(Records excerpted from a collection)
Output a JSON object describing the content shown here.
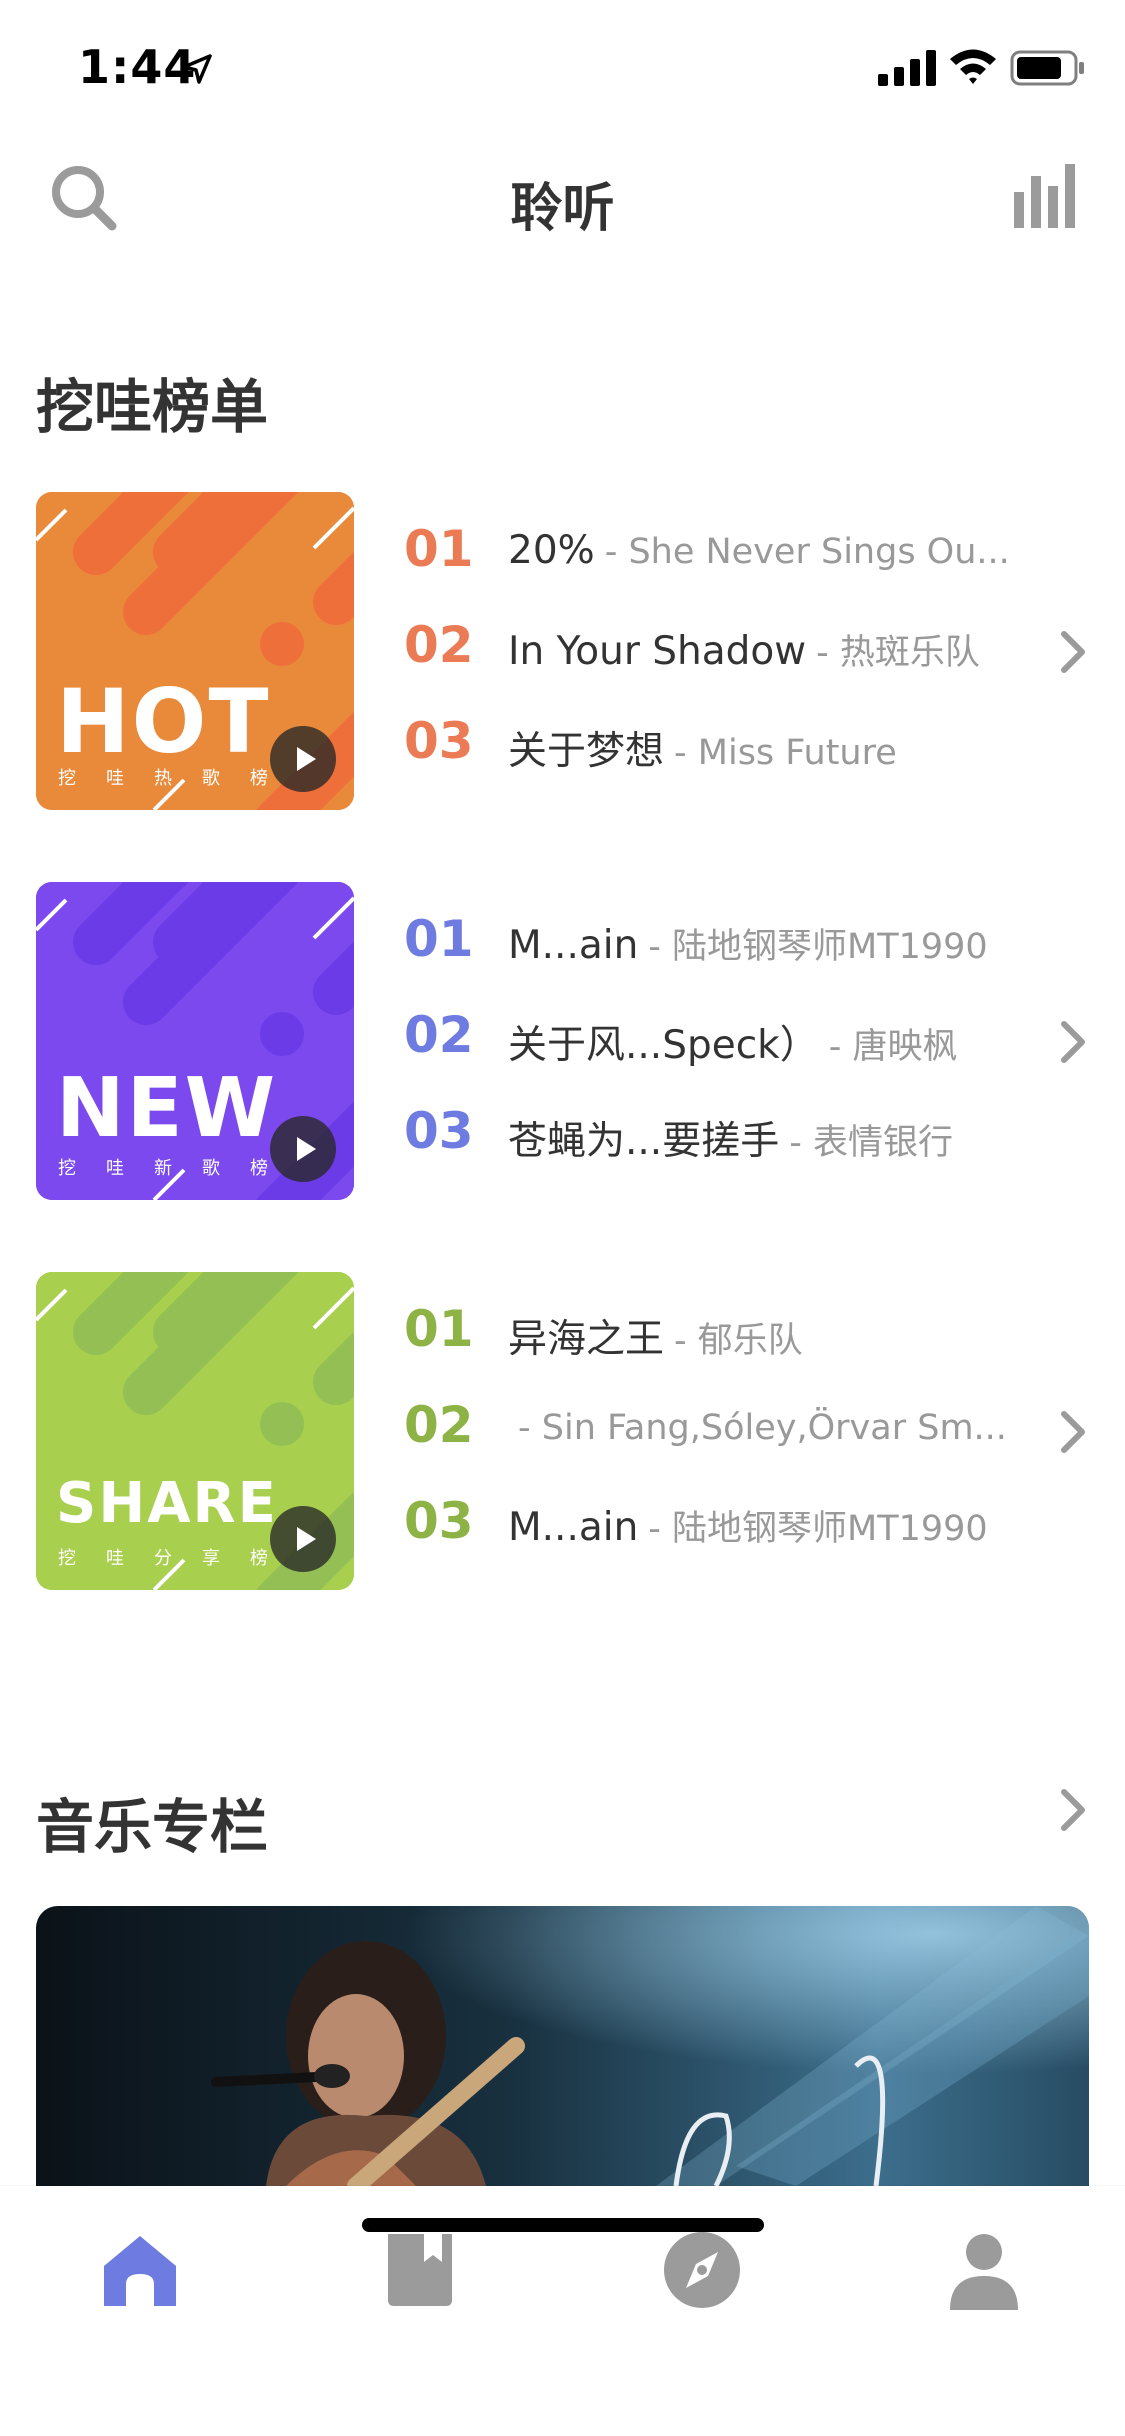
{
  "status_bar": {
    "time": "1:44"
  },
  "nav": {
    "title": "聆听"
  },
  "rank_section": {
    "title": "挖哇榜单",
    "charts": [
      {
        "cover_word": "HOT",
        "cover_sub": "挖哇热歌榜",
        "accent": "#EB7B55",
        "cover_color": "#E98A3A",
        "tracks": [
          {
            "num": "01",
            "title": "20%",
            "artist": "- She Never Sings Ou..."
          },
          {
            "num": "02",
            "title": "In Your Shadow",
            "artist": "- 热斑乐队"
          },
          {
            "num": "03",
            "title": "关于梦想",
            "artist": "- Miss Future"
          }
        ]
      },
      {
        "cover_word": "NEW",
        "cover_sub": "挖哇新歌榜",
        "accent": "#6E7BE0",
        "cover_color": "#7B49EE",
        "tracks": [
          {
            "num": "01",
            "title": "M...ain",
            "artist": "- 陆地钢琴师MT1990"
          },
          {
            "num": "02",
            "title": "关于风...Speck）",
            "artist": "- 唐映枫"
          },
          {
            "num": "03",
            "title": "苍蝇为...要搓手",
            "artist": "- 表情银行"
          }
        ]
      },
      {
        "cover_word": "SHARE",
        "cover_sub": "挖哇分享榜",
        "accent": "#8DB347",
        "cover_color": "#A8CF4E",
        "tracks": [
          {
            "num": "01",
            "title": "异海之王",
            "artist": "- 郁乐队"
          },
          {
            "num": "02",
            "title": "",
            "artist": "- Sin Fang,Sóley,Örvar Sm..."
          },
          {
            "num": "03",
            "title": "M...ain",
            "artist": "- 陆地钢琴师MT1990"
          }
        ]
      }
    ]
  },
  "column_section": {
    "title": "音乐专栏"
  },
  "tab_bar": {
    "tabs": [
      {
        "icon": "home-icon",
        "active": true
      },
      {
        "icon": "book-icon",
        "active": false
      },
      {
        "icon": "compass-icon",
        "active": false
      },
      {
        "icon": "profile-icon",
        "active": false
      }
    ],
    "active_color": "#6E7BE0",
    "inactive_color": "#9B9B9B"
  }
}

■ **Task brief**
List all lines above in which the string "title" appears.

■ **Written answer**
    "title": "聆听"
    "title": "挖哇榜单",
            "title": "20%",
            "title": "In Your Shadow",
            "title": "关于梦想",
            "title": "M...ain",
            "title": "关于风...Speck）",
            "title": "苍蝇为...要搓手",
            "title": "异海之王",
            "title": "",
            "title": "M...ain",
    "title": "音乐专栏"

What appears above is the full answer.